My heart rate was though the roof but I managed an 8:44 average pace. FML.
You can’t shine shit, so I won’t try.
As soon as I crossed the finish line I just wanted to get the hell out of there. My kids and husband easily found me and I tried so hard not to cry and somehow succeeded. After I gathered my bag and bike and as we were walking (I was hobbling) back to the car it started raining.
Almost immediately, had a text from my coach saying “I can’t see your results other than you qualified for the world championship! Congratulations!” I almost laughed. Apparently, almost anyone who finished qualified so, yes, technically I had qualified.
At that point I looked up the results and burst into hot tears. I turned my head toward the window of the passenger seat so my kids couldn’t see me and did an ugly, silent cry, watching the rain pouring down the window.
Last place in my age group. I have never, ever been last and I felt every bit of it.
The best my coach and I can come up with is that I was mentally and physically exhausted. The 10 mile race the week before, although great in the moment, was a mistake and expended energy I didn’t have to give.
I’ve decided against the half ironman in June because I have zero desire to train that much and that hard right now. I feel a desperate need to do what I want, when I want, including yoga, OrangeTheory, reiki sessions, an old and amazing friend’s wedding in Florida next week, and every other thing that doesn’t fit into my usual training regimen.
I also have one major life change I’m focusing on, that I’m not ready to reveal, but that I’m immensely excited about!
And it’s always good to come home to flowers from my spiritual gangster and soul sister (in-law) and BIL with a note that was all I needed to read…
TWO FINAL THOUGHTS
Throughout this adventure, I was reading a book. I’m always reading a book but I have to think there was a purpose for this one in particular at this particular time. It’s called The Unwinding of the Miracle and is a memoir of Julie Yip-Williams, a wife and mother who, at age 37 was diagnosed with stage IV colon cancer.
Because my own mother died after a five year battle with ovarian cancer (Julie’s was also five years), at age 43, this was an especially hard read and one I wasn’t sure I could handle, until I started reading it.

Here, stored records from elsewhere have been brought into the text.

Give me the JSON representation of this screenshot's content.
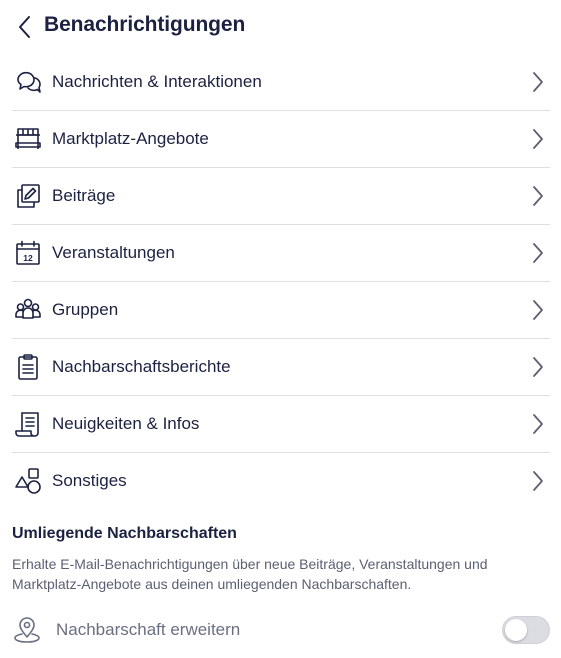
{
  "header": {
    "title": "Benachrichtigungen",
    "back_icon": "chevron-left-icon"
  },
  "menu": {
    "items": [
      {
        "label": "Nachrichten & Interaktionen",
        "icon": "chat-bubbles-icon"
      },
      {
        "label": "Marktplatz-Angebote",
        "icon": "market-stall-icon"
      },
      {
        "label": "Beiträge",
        "icon": "edit-post-icon"
      },
      {
        "label": "Veranstaltungen",
        "icon": "calendar-icon",
        "icon_text": "12"
      },
      {
        "label": "Gruppen",
        "icon": "group-icon"
      },
      {
        "label": "Nachbarschaftsberichte",
        "icon": "clipboard-icon"
      },
      {
        "label": "Neuigkeiten & Infos",
        "icon": "newspaper-icon"
      },
      {
        "label": "Sonstiges",
        "icon": "shapes-icon"
      }
    ]
  },
  "nearby": {
    "title": "Umliegende Nachbarschaften",
    "description": "Erhalte E-Mail-Benachrichtigungen über neue Beiträge, Veranstaltungen und Marktplatz-Angebote aus deinen umliegenden Nachbarschaften.",
    "toggle_label": "Nachbarschaft erweitern",
    "toggle_on": false,
    "toggle_icon": "map-pin-icon"
  },
  "colors": {
    "text": "#1c2141",
    "muted": "#5b5f72",
    "divider": "#dedfe4",
    "toggle_off": "#dcdde3"
  }
}
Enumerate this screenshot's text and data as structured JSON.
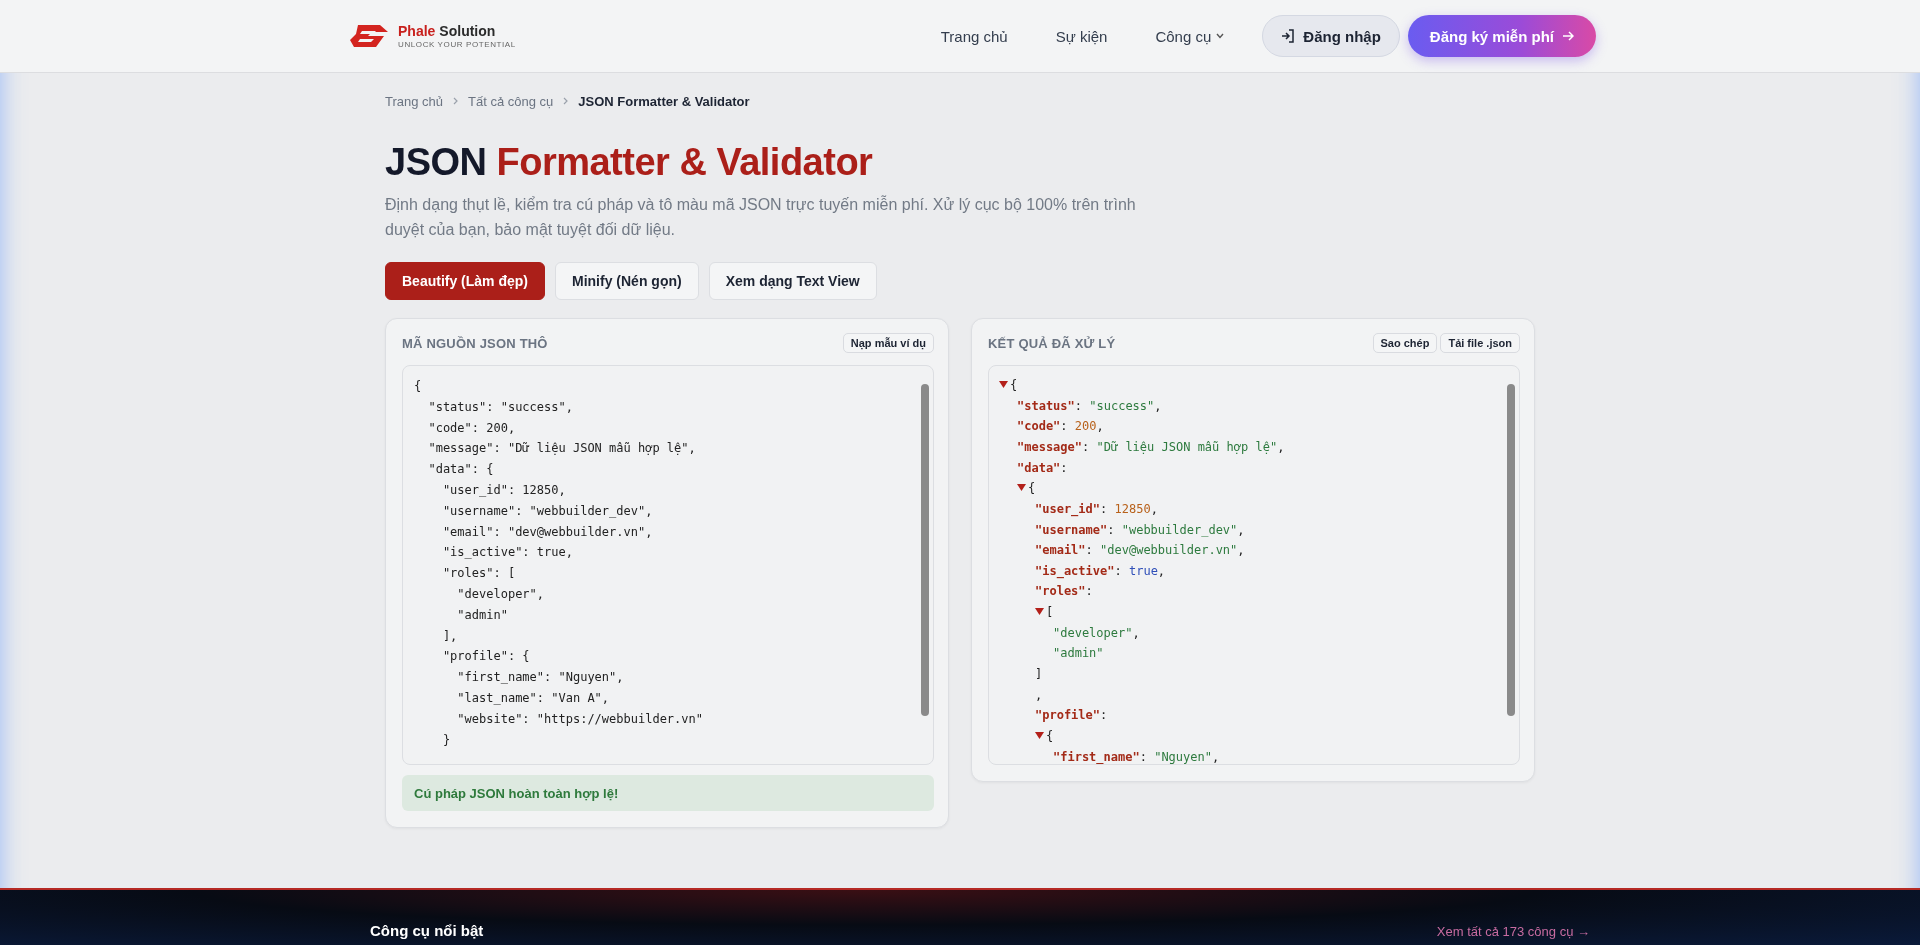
{
  "header": {
    "brand_primary": "Phale",
    "brand_secondary": "Solution",
    "tagline": "UNLOCK YOUR POTENTIAL",
    "nav": [
      {
        "label": "Trang chủ",
        "dropdown": false
      },
      {
        "label": "Sự kiện",
        "dropdown": false
      },
      {
        "label": "Công cụ",
        "dropdown": true
      }
    ],
    "login": "Đăng nhập",
    "signup": "Đăng ký miễn phí"
  },
  "breadcrumb": [
    "Trang chủ",
    "Tất cả công cụ",
    "JSON Formatter & Validator"
  ],
  "title": {
    "lead": "JSON",
    "accent": "Formatter & Validator"
  },
  "subtitle": "Định dạng thụt lề, kiểm tra cú pháp và tô màu mã JSON trực tuyến miễn phí. Xử lý cục bộ 100% trên trình duyệt của bạn, bảo mật tuyệt đối dữ liệu.",
  "modes": [
    {
      "label": "Beautify (Làm đẹp)",
      "selected": true
    },
    {
      "label": "Minify (Nén gọn)",
      "selected": false
    },
    {
      "label": "Xem dạng Text View",
      "selected": false
    }
  ],
  "input_panel": {
    "heading": "MÃ NGUỒN JSON THÔ",
    "action": "Nạp mẫu ví dụ",
    "value": "{\n  \"status\": \"success\",\n  \"code\": 200,\n  \"message\": \"Dữ liệu JSON mẫu hợp lệ\",\n  \"data\": {\n    \"user_id\": 12850,\n    \"username\": \"webbuilder_dev\",\n    \"email\": \"dev@webbuilder.vn\",\n    \"is_active\": true,\n    \"roles\": [\n      \"developer\",\n      \"admin\"\n    ],\n    \"profile\": {\n      \"first_name\": \"Nguyen\",\n      \"last_name\": \"Van A\",\n      \"website\": \"https://webbuilder.vn\"\n    }",
    "status": {
      "kind": "success",
      "text": "Cú pháp JSON hoàn toàn hợp lệ!"
    }
  },
  "output_panel": {
    "heading": "KẾT QUẢ ĐÃ XỬ LÝ",
    "actions": [
      "Sao chép",
      "Tải file .json"
    ],
    "tree": [
      {
        "expanded": true,
        "tokens": [
          {
            "kind": "punct",
            "text": "{"
          }
        ],
        "children": [
          {
            "tokens": [
              {
                "kind": "key",
                "text": "\"status\""
              },
              {
                "kind": "punct",
                "text": ":"
              },
              {
                "kind": "string",
                "text": "\"success\""
              },
              {
                "kind": "punct",
                "text": ","
              }
            ]
          },
          {
            "tokens": [
              {
                "kind": "key",
                "text": "\"code\""
              },
              {
                "kind": "punct",
                "text": ":"
              },
              {
                "kind": "number",
                "text": "200"
              },
              {
                "kind": "punct",
                "text": ","
              }
            ]
          },
          {
            "tokens": [
              {
                "kind": "key",
                "text": "\"message\""
              },
              {
                "kind": "punct",
                "text": ":"
              },
              {
                "kind": "string",
                "text": "\"Dữ liệu JSON mẫu hợp lệ\""
              },
              {
                "kind": "punct",
                "text": ","
              }
            ]
          },
          {
            "tokens": [
              {
                "kind": "key",
                "text": "\"data\""
              },
              {
                "kind": "punct",
                "text": ":"
              }
            ]
          },
          {
            "expanded": true,
            "tokens": [
              {
                "kind": "punct",
                "text": "{"
              }
            ],
            "children": [
              {
                "tokens": [
                  {
                    "kind": "key",
                    "text": "\"user_id\""
                  },
                  {
                    "kind": "punct",
                    "text": ":"
                  },
                  {
                    "kind": "number",
                    "text": "12850"
                  },
                  {
                    "kind": "punct",
                    "text": ","
                  }
                ]
              },
              {
                "tokens": [
                  {
                    "kind": "key",
                    "text": "\"username\""
                  },
                  {
                    "kind": "punct",
                    "text": ":"
                  },
                  {
                    "kind": "string",
                    "text": "\"webbuilder_dev\""
                  },
                  {
                    "kind": "punct",
                    "text": ","
                  }
                ]
              },
              {
                "tokens": [
                  {
                    "kind": "key",
                    "text": "\"email\""
                  },
                  {
                    "kind": "punct",
                    "text": ":"
                  },
                  {
                    "kind": "string",
                    "text": "\"dev@webbuilder.vn\""
                  },
                  {
                    "kind": "punct",
                    "text": ","
                  }
                ]
              },
              {
                "tokens": [
                  {
                    "kind": "key",
                    "text": "\"is_active\""
                  },
                  {
                    "kind": "punct",
                    "text": ":"
                  },
                  {
                    "kind": "boolean",
                    "text": "true"
                  },
                  {
                    "kind": "punct",
                    "text": ","
                  }
                ]
              },
              {
                "tokens": [
                  {
                    "kind": "key",
                    "text": "\"roles\""
                  },
                  {
                    "kind": "punct",
                    "text": ":"
                  }
                ]
              },
              {
                "expanded": true,
                "tokens": [
                  {
                    "kind": "punct",
                    "text": "["
                  }
                ],
                "children": [
                  {
                    "tokens": [
                      {
                        "kind": "string",
                        "text": "\"developer\""
                      },
                      {
                        "kind": "punct",
                        "text": ","
                      }
                    ]
                  },
                  {
                    "tokens": [
                      {
                        "kind": "string",
                        "text": "\"admin\""
                      }
                    ]
                  }
                ]
              },
              {
                "tokens": [
                  {
                    "kind": "punct",
                    "text": "]"
                  }
                ]
              },
              {
                "tokens": [
                  {
                    "kind": "punct",
                    "text": ","
                  }
                ]
              },
              {
                "tokens": [
                  {
                    "kind": "key",
                    "text": "\"profile\""
                  },
                  {
                    "kind": "punct",
                    "text": ":"
                  }
                ]
              },
              {
                "expanded": true,
                "tokens": [
                  {
                    "kind": "punct",
                    "text": "{"
                  }
                ],
                "children": [
                  {
                    "tokens": [
                      {
                        "kind": "key",
                        "text": "\"first_name\""
                      },
                      {
                        "kind": "punct",
                        "text": ":"
                      },
                      {
                        "kind": "string",
                        "text": "\"Nguyen\""
                      },
                      {
                        "kind": "punct",
                        "text": ","
                      }
                    ]
                  }
                ]
              }
            ]
          }
        ]
      }
    ]
  },
  "footer": {
    "heading": "Công cụ nổi bật",
    "link": "Xem tất cả 173 công cụ →"
  }
}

“But also, as your mother, I want you to feel the pain, to live it, embrace it and learn from it. Be stronger people because of it, for you will know you carry my strength within you. Be more compassionate people because of it; empathize with those who suffer in their own ways. Rejoice in life in all its beauty because of it; live with special zest and zeal for me. Be grateful in a way that only someone who lost their mother so early can, in your understanding of the preciousness and precariousness of life. This is my challenge to you, sweet girls, to take an ugly tragedy and transform it into a source of beauty, love, strength, courage and wisdom.”– Julie Yip-Williams, The Unwinding of the Miracle, Random House
I feel like my own mother could have written these same words. I have accepted this challenge and, with life being so precious and precarious, the worst race of my life was nicely put back into perspective. Thank you Julie!
Oh and then our flight back home was delayed due to high winds in Washington DC. There were also very high winds (40+ mph gusts) in Connecticut resulting in two of the most terrifying flights of my entire existence. My kids now know just how scared I am of flying but, “luckily” everyone else on the plane was screaming right along with me.
Because I survived, I feel infinitely better about flying, better than I have felt in at least five years.
All this insanity was worth it. I’m grateful for these experiences because they deepened my appreciation for almost everything and set my priorities straight. I’m happy to be home. I’m happy to have raced. I’m happy to start another challenge and I’m really happy to be back just training for LIFE!
What was your worst race? How did you learn from it?
Have you ever wanted (or have you) walked off the course?
Share stories on perspective! And you MUST read Julie’s book!